- Village Green picnic area With picnic table, barbecues, mountain biking trails, an adventure playground and bushland setting, Village Green picnic area is ideal for families and large groups.
The kids will love it too
For the kids there’s a maze, a cool mine-themed playground, easy bush tracks for biking and burning off energy and the flying foxes and rope challenges of the TreeTop Adventure Park. And while they’re getting back to nature, see if they can spot the yellow tailed black cockatoo, with its huge, bulbous bill and bright yellow ear feathers and tail panel, and the masked owl, 50cm long, with a flat, heart-shaped face encircled by a dark border.
- Blue Gum Hills cultural connections tour Join an Aboriginal ranger on a cultural journey you won’t forget in Blue Gum Hills Regional Park, near Minmi. Bring the kids along to enjoy this outstanding tour.
Plants and animals you may see
Kookaburra (Dacelo novaeguineae)
Of the 2 species of kookaburra found in Australia, the laughing kookaburra is the best-known and the largest of the native kingfishers. With its distinctive riotous call, the laughing kookaburra is commonly heard in open woodlands and forests throughout NSW national parks, making these ideal spots for bird watching.
Superb fairy wren (Malurus cyaneus)

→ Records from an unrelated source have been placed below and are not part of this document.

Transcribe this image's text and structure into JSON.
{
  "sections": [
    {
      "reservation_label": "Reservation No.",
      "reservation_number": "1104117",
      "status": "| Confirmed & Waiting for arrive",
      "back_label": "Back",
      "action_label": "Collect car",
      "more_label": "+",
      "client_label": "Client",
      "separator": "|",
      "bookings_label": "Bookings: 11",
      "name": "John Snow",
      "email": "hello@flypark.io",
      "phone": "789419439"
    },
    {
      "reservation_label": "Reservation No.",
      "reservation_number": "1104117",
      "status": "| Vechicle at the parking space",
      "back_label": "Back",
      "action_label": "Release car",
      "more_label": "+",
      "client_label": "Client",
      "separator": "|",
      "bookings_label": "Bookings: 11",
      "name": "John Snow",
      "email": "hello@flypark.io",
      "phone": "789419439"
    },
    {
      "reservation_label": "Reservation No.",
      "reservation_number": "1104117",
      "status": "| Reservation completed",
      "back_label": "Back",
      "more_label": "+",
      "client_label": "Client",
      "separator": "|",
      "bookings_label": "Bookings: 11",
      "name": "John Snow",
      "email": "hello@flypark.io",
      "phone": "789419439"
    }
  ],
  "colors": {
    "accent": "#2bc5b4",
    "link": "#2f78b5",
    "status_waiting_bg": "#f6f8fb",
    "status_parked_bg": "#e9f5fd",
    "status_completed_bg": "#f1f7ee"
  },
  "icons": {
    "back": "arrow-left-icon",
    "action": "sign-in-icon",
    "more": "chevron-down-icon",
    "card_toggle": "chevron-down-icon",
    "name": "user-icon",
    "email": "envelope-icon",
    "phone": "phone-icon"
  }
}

The striking blue and black plumage of the adult male superb fairy wren makes for colourful bird watching across south-eastern Australia. The sociable superb fairy wrens, or blue wrens, are Australian birds living in groups consisting of a dominant male, mouse-brown female ‘jenny wrens’ and several tawny-brown juveniles.